Mercer continued to serve on the Vestry when the Vestry minutes end in 1817. They were meeting at the courthouse or homes in 1816 which could indicate a lack of a meeting room (Faulkner Hall had not been built) or an unfinished church although it had been consecrated. They took up issues of the convention of the Episcopal Church in Virginia. Apparently one was discipline in the church and the suspension of certain canons. While certain canons (numbers 6 and 7) they agreed in suspending, they were opposed to trials of “supposed offenders” which could cause a rift in the church. They supported looking to the Holy Spirit and conscience as the best ways to proceed.

His last recorded act was to write a letter to the Mayor and Council that the sexton be employed to ring the bell for town functions and that he would be paid for doing so.

Mercer participated in many civic events outside of St. George’s. In May 1819 Mercer chaired and addressed the meeting that created the American Colonization Society branch at St. George’s for Fredericksburg, leading to the adoption of a constitution as well as a committee to obtain additional subscribers.

In 1823, he was president of the Fredericksburg Classical Academy. At the time there were 30 pupils primarily studying Greek and Latin. (Serving with him was Rev. McGuire). He was also trustee of another school, the Female Charity School in 1823 at a time when they lamented the “impoverished state of the funds). They appealed to the public for additional contributions to “feed and clothe and educate indigent female children, who, but for its protection would be left to idleness and ignorance and vice.” He served that group as early as 1807 as a trustee.

He served on the committee preparing for Lafayette’s visit in 1824 and 10 years later as a pallbearer in a local funeral for Lafayette
Over a period from 1817 until 1851 he served as a director for Bank of Virginia.

He died in 1853 and the funeral was at the Presbyterian.
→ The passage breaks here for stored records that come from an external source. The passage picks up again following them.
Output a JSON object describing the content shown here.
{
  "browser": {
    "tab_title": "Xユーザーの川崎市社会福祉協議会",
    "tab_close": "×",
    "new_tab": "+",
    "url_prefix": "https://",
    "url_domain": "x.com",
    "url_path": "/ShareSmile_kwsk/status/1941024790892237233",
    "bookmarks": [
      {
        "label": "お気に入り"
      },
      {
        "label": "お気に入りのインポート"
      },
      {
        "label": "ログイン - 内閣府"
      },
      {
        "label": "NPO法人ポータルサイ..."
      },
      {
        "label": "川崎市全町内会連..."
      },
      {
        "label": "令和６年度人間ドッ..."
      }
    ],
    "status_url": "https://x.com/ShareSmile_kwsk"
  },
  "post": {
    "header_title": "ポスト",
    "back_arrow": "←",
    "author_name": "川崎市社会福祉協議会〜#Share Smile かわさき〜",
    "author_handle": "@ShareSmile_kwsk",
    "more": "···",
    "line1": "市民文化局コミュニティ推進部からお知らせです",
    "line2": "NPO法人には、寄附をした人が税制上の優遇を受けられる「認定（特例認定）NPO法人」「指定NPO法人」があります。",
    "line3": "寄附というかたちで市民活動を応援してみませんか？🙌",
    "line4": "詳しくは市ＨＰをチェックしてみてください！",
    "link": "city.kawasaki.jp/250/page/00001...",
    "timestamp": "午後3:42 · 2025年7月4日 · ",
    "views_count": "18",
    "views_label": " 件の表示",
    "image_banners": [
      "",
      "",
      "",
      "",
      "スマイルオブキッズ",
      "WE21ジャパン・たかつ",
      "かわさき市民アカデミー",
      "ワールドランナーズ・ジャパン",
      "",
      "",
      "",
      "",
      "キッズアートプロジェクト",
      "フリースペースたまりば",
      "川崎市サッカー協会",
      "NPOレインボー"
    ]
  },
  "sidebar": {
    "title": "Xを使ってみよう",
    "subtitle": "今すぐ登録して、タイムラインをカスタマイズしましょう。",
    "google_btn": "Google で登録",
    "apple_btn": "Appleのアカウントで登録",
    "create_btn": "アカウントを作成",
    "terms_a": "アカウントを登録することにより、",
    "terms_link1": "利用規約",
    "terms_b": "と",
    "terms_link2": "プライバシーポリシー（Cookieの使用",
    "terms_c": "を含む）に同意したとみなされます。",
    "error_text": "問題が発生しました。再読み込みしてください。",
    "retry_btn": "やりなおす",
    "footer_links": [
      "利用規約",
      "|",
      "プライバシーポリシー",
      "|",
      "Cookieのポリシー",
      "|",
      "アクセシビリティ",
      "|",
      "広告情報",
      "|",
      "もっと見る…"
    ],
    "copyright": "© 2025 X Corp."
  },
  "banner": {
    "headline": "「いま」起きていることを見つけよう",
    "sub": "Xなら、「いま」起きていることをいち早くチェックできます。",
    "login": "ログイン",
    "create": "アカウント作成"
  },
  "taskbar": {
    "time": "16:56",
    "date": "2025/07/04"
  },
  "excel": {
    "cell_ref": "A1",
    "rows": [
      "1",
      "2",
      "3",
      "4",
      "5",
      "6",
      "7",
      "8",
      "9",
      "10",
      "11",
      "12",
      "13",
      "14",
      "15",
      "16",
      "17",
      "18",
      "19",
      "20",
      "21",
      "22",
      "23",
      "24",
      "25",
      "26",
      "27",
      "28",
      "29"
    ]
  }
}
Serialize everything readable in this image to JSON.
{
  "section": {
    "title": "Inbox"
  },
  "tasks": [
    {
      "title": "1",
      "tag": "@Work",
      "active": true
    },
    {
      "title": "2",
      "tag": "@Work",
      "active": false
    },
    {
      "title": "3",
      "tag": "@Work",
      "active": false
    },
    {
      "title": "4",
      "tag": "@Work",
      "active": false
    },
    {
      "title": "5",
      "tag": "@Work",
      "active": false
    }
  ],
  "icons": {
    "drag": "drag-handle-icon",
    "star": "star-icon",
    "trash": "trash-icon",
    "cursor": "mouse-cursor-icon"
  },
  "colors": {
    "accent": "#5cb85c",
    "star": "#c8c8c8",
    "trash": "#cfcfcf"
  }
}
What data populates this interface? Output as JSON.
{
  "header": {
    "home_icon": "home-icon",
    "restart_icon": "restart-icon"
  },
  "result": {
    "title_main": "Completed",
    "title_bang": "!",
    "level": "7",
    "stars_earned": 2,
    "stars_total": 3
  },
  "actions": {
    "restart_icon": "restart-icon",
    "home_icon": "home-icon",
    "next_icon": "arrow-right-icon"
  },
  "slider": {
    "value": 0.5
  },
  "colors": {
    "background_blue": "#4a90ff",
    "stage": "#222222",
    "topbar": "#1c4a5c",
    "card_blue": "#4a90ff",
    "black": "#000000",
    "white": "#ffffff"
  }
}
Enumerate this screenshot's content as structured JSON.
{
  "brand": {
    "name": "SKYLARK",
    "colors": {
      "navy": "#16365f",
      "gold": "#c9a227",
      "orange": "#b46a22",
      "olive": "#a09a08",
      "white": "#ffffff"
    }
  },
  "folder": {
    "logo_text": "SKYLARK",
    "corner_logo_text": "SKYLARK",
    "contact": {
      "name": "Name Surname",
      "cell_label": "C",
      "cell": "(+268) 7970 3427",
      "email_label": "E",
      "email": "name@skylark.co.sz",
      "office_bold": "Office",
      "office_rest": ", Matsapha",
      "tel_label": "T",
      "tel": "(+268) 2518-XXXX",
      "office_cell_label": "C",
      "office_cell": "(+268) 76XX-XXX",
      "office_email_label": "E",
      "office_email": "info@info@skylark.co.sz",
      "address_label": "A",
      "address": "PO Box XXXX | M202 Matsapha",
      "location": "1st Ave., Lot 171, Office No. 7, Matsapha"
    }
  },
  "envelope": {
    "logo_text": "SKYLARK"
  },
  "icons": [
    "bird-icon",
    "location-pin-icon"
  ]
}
He may have been one who switched to that church in the 1830’s when the current Presbyterian Church building was established. (He left the Vestry in 1829). He is buried in the Fredericksburg Cemetery.